And many cases that do get to court are indecisive, with 8% of trials being retrials due to hung juries, compared to 0.8% of all trials.

In Report suggests no juries in rape trials NZ Herald lists key Law Commission recommendations:

A sexual violence court as a two-year pilot, with specialist judges and counsel.

  • Have District Court and High Court judges take training courses in order to sit on a sexual violence case.
  • Consider an alternative to juries in such cases — perhaps a specially trained judge alone or judge with two expert “lay assessors”.
  • Consider limiting the right to trial by jury in sexual violence cases.
  • Enable victims to seek redress such as an apology, and which wouldn’t lead to a conviction.
  • Ensure cases start in a timely fashion.

Sexual complaint cases can be particularly difficult due to the (often) lack of witnesses in incidents involving just the accused and the complainant, and also the many grey areas of what constitutes offences and what constitutes consent or lack of consent.

The Law Commission has also recommended providing an alternative process for certain lower-level cases, outside the criminal justice system.

Victims would initiate the process and seek redress such as an apology or payment and the perpetrator would not have a criminal record.

That sounds like potentially a good way of dealing with less serious cases.

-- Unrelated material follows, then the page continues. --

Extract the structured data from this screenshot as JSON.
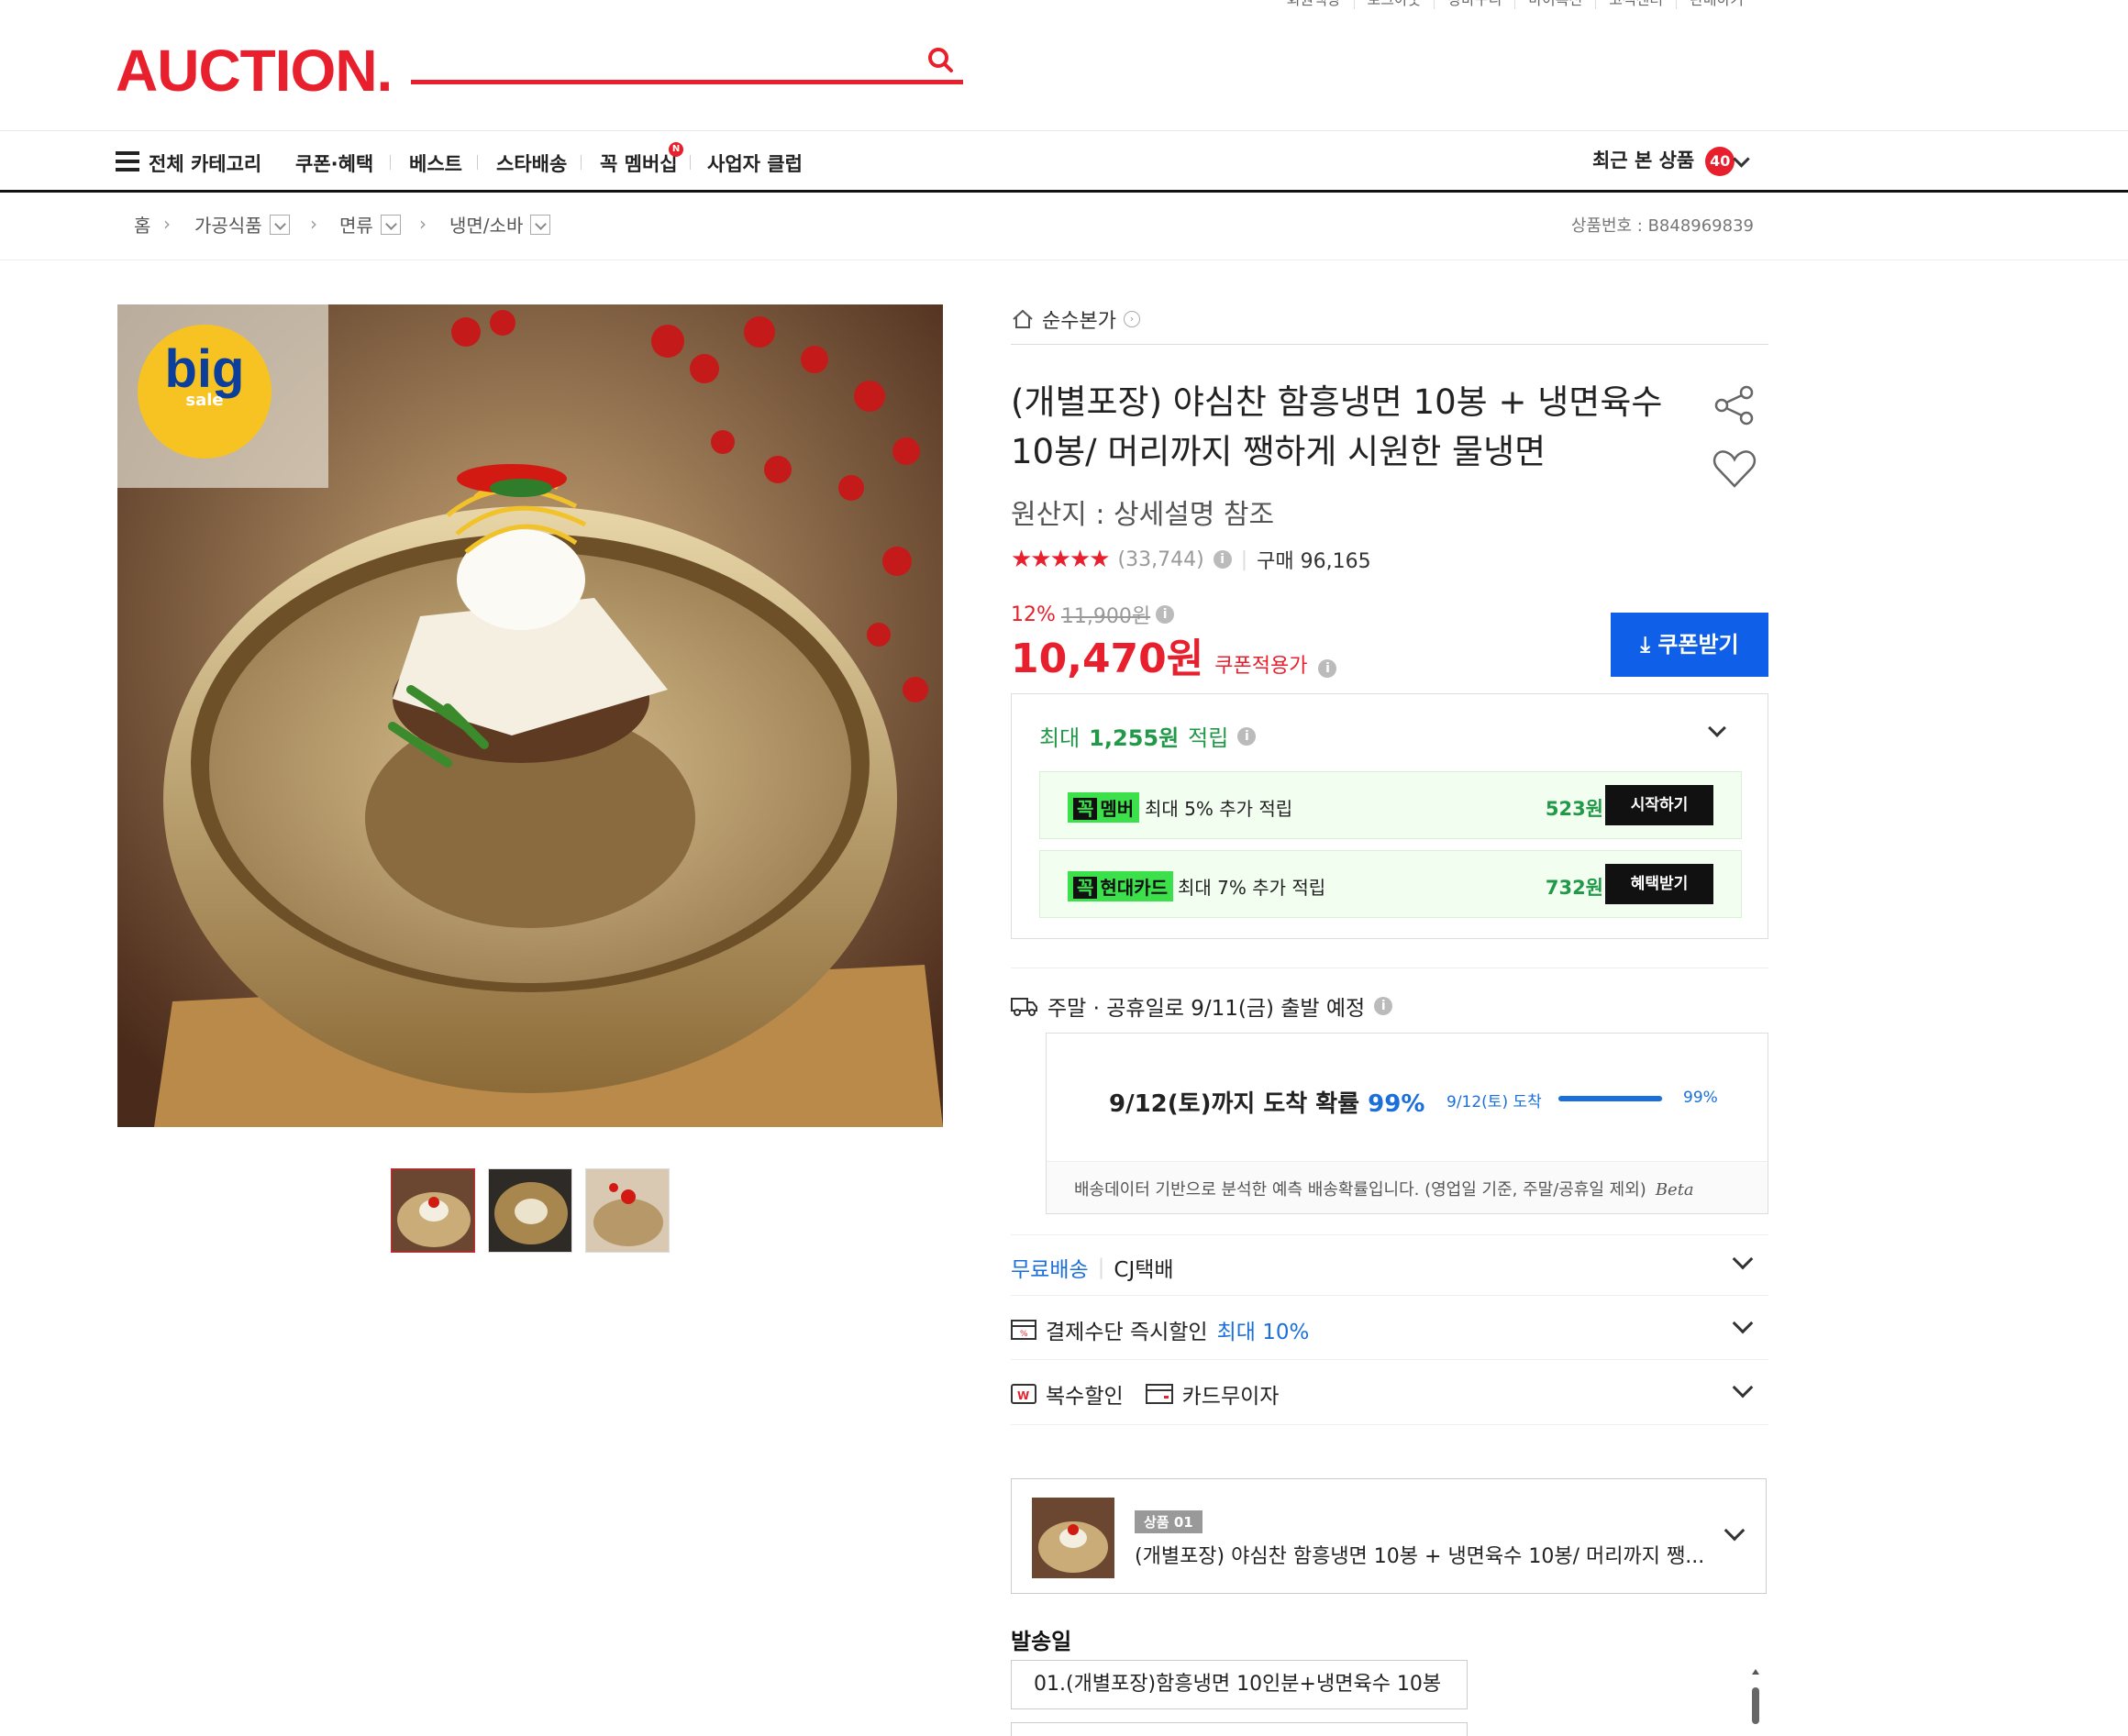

There were also “powerful cultural conceptions” that were “unique to sexual violence as a form of criminal offending”.

These could include moral beliefs about how a woman should behave, and misplaced ideas about how sexual violence occurs or the “correct” response.

The commission concludes there is a case for eventually putting sexual violence cases before something other than a jury – perhaps a judge alone or judge with two expert “lay assessors”, as in Germany.

That also sounds like it is worth trying.